Few of the characters have any dramatic weight other than as foils for Marie’s garrulous chatter; among them are her brother, Joseph (Karl Miller), who insists on the importance of her bearing an heir; her presumed lover, the handsome Swedish officer Axel Fersen (Chris Stack); and her Danny DeVito-like husband, Louis XIV (Stephen Rattazzi), wearing a period powdered wig; poor Louis, we learn, can’t get Marie pregnant because his penis is blocked and “the stuff” can’t get out unless he has surgery. There are also a pair of ladies-in-waiting, Yolande de Polignac) (Jennifer Ikeda) and Therese de Lamballe (Marsha Stephanie Blake); a child, the Dauphin (Aimée Laurence), played by an adorable little girl; a Revolutionary (Will Pullen) representing the rabble, who sat in the seat next to me like a member of the audience until jumping up midway to join the action; and the aforementioned sheep, a whimsically philosophical creature played both by a puppet manipulated by David Greenspan, and by Mr. Greenspan himself.
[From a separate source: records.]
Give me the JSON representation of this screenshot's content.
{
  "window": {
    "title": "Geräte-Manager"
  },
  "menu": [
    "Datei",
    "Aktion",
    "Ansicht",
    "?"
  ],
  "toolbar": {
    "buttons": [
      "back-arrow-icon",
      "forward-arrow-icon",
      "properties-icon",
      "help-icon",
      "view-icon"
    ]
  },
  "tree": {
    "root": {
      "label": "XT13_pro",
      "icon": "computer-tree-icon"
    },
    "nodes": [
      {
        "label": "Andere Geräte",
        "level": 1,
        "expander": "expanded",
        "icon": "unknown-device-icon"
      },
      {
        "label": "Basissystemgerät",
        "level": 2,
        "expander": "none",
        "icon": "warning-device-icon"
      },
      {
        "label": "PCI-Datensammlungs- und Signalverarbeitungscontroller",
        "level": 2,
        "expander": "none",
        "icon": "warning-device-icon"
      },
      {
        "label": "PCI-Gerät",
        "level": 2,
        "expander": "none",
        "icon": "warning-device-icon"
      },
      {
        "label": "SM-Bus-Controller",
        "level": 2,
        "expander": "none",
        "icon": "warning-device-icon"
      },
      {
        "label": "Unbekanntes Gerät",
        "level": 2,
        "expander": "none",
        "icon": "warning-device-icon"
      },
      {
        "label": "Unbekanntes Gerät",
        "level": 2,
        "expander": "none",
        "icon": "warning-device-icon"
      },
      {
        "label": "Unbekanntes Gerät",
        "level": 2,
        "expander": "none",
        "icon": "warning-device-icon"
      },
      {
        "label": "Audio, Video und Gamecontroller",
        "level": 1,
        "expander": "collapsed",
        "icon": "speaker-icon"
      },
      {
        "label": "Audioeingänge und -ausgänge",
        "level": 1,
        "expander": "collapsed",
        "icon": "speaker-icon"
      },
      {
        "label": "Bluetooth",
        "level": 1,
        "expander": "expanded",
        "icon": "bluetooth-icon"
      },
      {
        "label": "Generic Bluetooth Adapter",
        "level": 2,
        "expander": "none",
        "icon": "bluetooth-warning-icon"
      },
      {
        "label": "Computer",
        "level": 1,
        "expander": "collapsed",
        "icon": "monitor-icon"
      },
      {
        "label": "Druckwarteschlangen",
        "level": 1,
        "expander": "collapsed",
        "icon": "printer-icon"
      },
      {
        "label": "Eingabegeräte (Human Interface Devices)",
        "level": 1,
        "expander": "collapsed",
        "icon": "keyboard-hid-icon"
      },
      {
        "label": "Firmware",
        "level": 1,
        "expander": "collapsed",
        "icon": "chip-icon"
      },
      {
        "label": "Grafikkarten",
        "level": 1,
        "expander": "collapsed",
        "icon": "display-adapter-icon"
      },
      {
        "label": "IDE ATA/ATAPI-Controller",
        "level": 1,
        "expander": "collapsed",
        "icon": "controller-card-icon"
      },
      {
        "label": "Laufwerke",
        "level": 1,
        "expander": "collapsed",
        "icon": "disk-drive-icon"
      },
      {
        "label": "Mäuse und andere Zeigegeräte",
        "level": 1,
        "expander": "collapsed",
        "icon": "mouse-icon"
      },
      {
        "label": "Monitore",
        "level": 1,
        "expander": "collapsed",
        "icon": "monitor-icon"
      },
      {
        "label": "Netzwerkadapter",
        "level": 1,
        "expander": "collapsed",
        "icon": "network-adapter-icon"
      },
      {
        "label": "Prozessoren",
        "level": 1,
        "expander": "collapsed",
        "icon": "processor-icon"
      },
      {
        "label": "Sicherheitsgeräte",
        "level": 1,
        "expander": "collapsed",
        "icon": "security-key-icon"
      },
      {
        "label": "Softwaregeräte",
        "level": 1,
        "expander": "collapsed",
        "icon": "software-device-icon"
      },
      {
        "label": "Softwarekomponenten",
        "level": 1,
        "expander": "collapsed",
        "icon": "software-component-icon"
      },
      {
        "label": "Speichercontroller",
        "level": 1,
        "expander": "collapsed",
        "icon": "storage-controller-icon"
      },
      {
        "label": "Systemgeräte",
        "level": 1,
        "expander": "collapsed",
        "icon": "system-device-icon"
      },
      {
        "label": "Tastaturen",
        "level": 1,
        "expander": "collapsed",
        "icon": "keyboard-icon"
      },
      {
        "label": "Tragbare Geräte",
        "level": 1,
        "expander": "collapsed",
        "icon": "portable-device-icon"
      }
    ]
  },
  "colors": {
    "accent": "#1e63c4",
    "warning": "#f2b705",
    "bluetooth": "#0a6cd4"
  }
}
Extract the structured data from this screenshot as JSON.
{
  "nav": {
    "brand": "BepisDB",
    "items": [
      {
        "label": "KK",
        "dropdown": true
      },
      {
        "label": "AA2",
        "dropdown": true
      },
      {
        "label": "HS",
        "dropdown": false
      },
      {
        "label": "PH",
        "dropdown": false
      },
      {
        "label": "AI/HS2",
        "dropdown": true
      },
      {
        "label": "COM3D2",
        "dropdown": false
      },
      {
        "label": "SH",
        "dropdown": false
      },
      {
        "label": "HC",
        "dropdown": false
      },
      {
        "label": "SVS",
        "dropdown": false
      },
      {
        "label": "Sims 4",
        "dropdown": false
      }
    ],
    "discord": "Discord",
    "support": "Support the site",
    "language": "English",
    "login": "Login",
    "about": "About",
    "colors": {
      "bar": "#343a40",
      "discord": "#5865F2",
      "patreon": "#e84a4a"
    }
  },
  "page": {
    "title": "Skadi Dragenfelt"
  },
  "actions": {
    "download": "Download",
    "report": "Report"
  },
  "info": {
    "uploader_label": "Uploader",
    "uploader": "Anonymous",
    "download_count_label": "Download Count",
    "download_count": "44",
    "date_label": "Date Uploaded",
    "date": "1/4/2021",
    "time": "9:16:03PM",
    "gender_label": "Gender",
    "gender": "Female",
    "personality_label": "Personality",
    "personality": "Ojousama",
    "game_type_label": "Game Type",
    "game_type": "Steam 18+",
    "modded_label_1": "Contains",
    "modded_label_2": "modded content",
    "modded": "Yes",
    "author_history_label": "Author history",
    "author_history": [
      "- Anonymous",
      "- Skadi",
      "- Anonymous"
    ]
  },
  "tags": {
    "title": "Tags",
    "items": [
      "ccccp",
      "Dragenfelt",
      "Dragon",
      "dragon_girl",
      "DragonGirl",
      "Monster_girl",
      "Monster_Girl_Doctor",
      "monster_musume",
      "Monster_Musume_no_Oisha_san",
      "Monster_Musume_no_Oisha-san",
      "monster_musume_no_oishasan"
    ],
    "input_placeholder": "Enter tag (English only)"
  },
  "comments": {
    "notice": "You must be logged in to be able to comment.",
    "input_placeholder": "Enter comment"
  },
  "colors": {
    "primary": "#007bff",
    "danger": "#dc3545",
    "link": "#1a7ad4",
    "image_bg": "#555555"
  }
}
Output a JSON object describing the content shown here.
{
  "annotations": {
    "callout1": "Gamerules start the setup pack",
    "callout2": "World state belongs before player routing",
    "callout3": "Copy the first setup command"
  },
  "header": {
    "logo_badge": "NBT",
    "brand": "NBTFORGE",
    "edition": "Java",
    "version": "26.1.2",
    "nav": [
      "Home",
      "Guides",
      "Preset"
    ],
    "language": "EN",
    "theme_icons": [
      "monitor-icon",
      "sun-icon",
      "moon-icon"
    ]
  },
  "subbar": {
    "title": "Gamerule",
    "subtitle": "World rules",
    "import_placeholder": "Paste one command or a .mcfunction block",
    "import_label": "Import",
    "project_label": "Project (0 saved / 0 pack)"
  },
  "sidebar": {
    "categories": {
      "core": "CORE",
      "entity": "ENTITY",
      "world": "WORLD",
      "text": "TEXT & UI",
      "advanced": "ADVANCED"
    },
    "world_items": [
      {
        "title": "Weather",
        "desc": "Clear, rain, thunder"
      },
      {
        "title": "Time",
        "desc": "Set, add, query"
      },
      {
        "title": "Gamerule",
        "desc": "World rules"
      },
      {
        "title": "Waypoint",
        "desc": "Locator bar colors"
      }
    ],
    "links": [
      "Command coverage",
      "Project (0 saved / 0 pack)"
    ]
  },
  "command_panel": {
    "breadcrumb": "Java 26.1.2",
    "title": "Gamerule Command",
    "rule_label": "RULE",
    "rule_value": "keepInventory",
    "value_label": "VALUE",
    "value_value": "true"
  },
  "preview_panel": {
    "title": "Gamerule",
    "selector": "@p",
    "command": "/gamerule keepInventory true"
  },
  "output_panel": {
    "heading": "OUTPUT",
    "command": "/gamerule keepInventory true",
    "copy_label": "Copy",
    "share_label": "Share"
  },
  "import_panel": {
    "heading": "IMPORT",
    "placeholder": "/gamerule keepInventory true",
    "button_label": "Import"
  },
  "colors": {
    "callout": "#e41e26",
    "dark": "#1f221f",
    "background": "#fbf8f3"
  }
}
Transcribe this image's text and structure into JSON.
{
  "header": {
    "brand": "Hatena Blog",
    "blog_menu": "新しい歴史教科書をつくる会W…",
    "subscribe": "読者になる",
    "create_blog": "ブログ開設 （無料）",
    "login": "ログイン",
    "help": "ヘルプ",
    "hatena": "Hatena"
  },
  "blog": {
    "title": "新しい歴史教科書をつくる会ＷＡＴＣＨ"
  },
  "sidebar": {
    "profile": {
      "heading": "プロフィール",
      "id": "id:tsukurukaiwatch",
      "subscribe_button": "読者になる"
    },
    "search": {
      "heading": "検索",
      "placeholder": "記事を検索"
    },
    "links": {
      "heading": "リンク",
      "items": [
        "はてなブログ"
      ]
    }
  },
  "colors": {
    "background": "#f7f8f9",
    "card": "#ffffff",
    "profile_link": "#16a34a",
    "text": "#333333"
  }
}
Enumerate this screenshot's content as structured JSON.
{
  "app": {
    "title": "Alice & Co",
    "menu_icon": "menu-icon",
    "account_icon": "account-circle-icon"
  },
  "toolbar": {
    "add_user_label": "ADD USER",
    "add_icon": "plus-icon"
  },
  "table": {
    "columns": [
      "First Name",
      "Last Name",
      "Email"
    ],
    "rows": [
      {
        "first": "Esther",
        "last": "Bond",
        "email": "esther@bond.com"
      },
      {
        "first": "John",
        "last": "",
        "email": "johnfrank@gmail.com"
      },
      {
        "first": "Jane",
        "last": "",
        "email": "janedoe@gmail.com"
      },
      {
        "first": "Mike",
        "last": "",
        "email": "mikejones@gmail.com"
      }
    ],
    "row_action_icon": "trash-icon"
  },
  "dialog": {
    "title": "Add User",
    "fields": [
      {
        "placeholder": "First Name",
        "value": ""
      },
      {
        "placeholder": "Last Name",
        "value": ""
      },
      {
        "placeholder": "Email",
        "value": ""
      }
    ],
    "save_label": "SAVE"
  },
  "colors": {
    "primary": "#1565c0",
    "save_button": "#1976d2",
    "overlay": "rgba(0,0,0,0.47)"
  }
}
Much of the play—which, to its detriment, brings to mind Sofia Coppola’s exquisite 2006 film of the same title—has a tongue-in-cheek feeling, but it does eventually make points on issues of power and democracy, noting that there can be no true equality because power can’t be shared. Democracy, in this view, is merely illusory. The play sticks closely enough to the historical facts to give a rough idea of what happened to the royal family in the years from 1777 to 1791; still, satire or no, its humor is insufficient, its history is unilluminating, and its presentation is often dull. Wonderfully, Marin Ireland rises above the weakness of the material to deliver a memorably smart and varied performance, but, like everyone else involved, her character is too cartoonish to care much about, even when she’s moving inexorably closer to her date with that falling blade.
Despite material that promises considerable dramatic and visual excitement, MARIE ANTOINETTE is neither dramatically nor visually exciting. Cue the guillotine.